__WORK TO BE COMPLETED__.
Report the lines of the data below that contain the string "likes".

Records from a data source
*** Begin section ***
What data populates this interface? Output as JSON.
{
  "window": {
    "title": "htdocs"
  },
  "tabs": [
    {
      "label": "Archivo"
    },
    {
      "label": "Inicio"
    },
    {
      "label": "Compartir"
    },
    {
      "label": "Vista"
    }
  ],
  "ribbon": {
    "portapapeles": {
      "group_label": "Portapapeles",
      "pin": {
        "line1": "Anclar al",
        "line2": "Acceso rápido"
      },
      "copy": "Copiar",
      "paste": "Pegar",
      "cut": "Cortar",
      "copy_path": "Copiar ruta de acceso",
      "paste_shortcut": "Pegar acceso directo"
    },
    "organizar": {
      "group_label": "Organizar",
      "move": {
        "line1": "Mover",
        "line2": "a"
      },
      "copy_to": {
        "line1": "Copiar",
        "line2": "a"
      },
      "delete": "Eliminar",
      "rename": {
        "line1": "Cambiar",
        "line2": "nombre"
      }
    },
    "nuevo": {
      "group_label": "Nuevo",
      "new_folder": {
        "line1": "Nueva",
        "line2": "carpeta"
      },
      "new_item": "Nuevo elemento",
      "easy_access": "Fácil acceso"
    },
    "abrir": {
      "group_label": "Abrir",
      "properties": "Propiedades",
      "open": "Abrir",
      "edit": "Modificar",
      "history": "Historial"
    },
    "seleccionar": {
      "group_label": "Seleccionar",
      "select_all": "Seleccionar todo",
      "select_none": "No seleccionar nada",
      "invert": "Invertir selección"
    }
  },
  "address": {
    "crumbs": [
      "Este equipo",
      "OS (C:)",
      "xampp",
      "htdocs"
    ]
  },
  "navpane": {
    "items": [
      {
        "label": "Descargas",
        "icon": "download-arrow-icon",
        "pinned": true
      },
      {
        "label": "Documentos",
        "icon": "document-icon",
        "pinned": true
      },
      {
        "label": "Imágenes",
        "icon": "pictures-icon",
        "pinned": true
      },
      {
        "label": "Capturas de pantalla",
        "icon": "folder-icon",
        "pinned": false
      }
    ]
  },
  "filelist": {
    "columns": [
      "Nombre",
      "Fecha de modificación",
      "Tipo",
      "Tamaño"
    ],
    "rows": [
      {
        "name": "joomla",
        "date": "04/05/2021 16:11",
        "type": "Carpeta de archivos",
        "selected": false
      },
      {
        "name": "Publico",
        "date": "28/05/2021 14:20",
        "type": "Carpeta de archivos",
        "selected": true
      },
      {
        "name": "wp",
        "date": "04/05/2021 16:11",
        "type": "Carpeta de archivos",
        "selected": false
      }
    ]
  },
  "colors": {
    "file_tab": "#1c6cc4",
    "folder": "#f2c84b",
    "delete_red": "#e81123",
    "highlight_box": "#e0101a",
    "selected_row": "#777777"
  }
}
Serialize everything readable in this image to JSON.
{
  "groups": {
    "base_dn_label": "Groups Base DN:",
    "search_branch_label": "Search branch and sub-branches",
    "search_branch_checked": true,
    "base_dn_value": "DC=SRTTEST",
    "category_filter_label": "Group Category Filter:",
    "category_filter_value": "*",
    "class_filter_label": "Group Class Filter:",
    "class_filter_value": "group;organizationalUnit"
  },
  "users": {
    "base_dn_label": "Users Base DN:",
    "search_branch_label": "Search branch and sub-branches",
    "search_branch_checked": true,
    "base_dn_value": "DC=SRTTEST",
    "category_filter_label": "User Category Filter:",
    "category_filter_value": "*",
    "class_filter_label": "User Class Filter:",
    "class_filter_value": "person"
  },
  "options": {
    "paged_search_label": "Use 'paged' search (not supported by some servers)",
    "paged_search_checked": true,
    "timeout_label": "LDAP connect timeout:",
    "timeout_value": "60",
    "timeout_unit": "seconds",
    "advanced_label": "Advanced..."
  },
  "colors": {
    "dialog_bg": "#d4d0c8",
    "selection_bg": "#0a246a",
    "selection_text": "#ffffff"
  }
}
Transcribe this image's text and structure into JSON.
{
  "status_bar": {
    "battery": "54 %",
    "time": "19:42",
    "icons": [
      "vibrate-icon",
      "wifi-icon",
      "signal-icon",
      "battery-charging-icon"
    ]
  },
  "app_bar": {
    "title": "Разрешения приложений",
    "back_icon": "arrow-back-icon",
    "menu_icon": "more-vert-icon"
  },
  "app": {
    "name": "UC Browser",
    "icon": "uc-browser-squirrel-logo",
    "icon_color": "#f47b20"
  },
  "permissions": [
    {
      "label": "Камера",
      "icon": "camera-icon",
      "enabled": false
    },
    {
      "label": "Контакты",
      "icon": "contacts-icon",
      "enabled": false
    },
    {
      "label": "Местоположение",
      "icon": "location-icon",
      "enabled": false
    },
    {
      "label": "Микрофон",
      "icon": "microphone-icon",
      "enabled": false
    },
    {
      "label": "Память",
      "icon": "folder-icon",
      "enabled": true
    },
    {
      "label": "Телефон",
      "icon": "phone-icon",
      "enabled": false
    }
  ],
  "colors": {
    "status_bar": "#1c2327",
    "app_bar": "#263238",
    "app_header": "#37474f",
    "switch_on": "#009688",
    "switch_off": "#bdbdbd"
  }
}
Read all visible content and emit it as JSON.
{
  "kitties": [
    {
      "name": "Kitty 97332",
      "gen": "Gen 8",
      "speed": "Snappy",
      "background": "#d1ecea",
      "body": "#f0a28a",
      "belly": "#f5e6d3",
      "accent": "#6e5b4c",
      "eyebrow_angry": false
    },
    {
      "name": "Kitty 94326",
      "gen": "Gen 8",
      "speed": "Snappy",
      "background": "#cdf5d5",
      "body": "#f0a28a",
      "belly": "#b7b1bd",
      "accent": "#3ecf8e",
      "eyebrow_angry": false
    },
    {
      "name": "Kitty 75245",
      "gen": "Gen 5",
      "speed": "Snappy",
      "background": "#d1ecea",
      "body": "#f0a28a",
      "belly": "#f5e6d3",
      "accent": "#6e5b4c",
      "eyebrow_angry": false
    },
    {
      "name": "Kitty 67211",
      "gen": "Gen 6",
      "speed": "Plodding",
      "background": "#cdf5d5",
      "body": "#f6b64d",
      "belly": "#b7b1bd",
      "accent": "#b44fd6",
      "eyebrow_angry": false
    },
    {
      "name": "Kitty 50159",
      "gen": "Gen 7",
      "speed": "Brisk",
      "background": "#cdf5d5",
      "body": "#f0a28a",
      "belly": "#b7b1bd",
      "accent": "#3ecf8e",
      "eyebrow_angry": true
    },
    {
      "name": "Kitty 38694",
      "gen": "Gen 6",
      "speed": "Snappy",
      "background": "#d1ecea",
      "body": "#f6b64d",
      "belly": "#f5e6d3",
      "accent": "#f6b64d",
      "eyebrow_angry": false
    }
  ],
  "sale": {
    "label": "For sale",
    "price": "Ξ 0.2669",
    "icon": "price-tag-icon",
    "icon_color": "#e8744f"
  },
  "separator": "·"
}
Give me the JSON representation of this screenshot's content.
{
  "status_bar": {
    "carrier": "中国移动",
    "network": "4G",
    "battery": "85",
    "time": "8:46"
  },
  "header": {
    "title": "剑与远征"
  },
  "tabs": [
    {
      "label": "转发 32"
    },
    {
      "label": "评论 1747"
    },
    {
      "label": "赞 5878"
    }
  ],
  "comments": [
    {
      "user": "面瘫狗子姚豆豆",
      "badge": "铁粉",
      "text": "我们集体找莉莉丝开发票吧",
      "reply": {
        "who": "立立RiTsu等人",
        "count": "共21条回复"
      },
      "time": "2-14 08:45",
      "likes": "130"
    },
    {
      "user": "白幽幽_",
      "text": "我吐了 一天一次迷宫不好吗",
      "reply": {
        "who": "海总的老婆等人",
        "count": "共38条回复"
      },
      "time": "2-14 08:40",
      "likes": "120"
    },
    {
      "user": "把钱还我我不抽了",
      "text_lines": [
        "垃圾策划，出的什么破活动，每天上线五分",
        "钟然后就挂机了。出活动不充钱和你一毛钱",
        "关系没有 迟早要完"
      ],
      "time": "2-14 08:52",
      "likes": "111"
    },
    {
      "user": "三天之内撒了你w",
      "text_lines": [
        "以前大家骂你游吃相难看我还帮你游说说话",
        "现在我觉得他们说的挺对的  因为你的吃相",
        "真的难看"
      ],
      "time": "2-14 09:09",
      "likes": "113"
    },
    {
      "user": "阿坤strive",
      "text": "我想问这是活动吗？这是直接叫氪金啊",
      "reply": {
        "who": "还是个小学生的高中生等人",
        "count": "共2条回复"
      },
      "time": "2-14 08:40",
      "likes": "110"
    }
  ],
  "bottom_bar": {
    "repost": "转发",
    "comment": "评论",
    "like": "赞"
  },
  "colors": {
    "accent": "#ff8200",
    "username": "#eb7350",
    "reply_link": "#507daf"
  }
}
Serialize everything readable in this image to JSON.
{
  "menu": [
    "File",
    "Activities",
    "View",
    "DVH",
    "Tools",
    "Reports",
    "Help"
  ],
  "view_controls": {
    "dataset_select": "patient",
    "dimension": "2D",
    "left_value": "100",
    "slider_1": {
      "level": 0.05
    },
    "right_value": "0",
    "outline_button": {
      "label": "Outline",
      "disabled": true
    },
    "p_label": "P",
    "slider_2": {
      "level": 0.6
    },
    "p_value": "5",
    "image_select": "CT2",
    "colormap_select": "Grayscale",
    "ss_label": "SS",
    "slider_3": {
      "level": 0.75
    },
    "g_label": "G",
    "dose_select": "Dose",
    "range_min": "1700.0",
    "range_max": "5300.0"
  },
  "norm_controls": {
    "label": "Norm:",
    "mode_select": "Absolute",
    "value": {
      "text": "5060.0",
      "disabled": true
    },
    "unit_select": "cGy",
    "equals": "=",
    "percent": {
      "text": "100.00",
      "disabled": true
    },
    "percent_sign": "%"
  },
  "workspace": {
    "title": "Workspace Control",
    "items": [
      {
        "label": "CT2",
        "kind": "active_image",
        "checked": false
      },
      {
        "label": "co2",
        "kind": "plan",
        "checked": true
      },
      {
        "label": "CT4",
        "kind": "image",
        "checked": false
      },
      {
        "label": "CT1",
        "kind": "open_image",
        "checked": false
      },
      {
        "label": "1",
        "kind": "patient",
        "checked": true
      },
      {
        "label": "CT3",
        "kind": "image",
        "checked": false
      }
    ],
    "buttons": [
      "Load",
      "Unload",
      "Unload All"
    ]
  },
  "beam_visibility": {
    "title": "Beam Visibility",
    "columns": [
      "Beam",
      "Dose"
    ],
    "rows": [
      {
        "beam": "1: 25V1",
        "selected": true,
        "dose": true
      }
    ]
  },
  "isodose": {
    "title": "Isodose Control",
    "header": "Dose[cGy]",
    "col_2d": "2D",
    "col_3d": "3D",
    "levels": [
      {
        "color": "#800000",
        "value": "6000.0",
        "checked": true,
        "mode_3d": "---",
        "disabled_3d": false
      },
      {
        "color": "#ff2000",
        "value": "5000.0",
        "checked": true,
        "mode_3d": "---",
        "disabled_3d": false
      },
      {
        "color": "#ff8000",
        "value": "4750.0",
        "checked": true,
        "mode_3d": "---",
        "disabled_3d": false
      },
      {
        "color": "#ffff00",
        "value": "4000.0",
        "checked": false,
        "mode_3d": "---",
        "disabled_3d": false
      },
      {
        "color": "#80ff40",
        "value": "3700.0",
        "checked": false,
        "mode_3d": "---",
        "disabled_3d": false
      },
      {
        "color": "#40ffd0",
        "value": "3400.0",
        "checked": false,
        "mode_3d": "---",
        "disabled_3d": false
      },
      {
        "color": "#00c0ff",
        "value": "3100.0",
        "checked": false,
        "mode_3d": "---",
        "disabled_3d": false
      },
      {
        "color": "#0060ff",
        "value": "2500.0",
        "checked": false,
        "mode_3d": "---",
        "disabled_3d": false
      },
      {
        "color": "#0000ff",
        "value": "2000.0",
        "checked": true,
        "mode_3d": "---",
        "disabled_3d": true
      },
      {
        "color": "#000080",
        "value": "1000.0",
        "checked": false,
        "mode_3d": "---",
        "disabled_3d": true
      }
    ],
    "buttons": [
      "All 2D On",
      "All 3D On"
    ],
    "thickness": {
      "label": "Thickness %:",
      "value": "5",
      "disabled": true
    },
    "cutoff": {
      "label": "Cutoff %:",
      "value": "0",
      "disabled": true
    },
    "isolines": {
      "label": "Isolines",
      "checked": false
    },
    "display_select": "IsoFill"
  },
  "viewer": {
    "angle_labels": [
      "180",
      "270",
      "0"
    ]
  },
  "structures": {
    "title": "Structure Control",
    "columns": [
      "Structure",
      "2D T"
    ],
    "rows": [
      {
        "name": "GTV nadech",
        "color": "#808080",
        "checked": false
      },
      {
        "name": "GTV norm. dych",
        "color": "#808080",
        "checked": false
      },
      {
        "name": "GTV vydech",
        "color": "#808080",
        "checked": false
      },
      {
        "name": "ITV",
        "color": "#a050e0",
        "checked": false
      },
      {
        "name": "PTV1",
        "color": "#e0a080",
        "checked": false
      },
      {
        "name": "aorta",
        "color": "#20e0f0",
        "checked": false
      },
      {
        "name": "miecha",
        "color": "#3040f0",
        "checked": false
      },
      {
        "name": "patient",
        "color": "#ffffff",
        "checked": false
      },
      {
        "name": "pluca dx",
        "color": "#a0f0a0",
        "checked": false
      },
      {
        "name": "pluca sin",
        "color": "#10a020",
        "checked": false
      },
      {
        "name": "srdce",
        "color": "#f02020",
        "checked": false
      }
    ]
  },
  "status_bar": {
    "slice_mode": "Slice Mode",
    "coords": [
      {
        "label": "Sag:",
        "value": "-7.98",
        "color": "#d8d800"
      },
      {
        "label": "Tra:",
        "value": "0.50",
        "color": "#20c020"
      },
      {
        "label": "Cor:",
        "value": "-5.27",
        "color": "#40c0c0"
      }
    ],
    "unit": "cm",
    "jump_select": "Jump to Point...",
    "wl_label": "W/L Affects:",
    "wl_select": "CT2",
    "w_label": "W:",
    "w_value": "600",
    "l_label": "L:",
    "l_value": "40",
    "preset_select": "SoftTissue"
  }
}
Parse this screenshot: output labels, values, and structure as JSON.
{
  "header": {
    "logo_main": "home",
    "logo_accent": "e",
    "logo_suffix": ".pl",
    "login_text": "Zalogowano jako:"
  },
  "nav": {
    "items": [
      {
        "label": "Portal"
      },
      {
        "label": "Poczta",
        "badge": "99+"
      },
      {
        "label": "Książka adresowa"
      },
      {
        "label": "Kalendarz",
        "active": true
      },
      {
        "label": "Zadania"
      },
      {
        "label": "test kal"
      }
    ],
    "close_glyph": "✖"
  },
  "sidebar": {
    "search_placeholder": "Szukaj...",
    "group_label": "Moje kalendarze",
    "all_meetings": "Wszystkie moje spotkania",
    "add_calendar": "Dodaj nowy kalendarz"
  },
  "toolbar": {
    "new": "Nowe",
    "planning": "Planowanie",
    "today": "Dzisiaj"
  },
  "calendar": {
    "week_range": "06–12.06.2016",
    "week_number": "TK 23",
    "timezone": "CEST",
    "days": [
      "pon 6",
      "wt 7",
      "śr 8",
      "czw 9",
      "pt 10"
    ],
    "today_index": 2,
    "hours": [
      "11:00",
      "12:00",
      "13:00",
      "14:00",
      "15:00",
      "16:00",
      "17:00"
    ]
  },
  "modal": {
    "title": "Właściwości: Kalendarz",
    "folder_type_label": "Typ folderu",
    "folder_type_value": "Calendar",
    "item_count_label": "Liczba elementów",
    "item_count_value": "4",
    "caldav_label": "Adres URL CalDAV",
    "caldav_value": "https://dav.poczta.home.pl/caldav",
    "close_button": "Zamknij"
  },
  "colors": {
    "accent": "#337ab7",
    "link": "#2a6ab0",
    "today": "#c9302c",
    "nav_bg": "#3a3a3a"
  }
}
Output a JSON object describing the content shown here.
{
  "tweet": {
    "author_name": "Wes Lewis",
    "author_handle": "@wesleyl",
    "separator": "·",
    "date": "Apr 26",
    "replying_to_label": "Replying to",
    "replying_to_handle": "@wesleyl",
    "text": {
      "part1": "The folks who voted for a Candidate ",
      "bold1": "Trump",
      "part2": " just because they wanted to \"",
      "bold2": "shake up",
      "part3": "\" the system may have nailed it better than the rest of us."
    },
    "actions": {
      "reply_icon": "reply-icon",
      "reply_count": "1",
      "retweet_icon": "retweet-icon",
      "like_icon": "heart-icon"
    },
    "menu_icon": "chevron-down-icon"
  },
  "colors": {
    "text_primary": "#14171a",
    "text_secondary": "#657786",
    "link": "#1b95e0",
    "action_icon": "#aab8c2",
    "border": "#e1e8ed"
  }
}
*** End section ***
__TASK RESULT__.
      "likes": "130"
      "likes": "120"
      "likes": "111"
      "likes": "113"
      "likes": "110"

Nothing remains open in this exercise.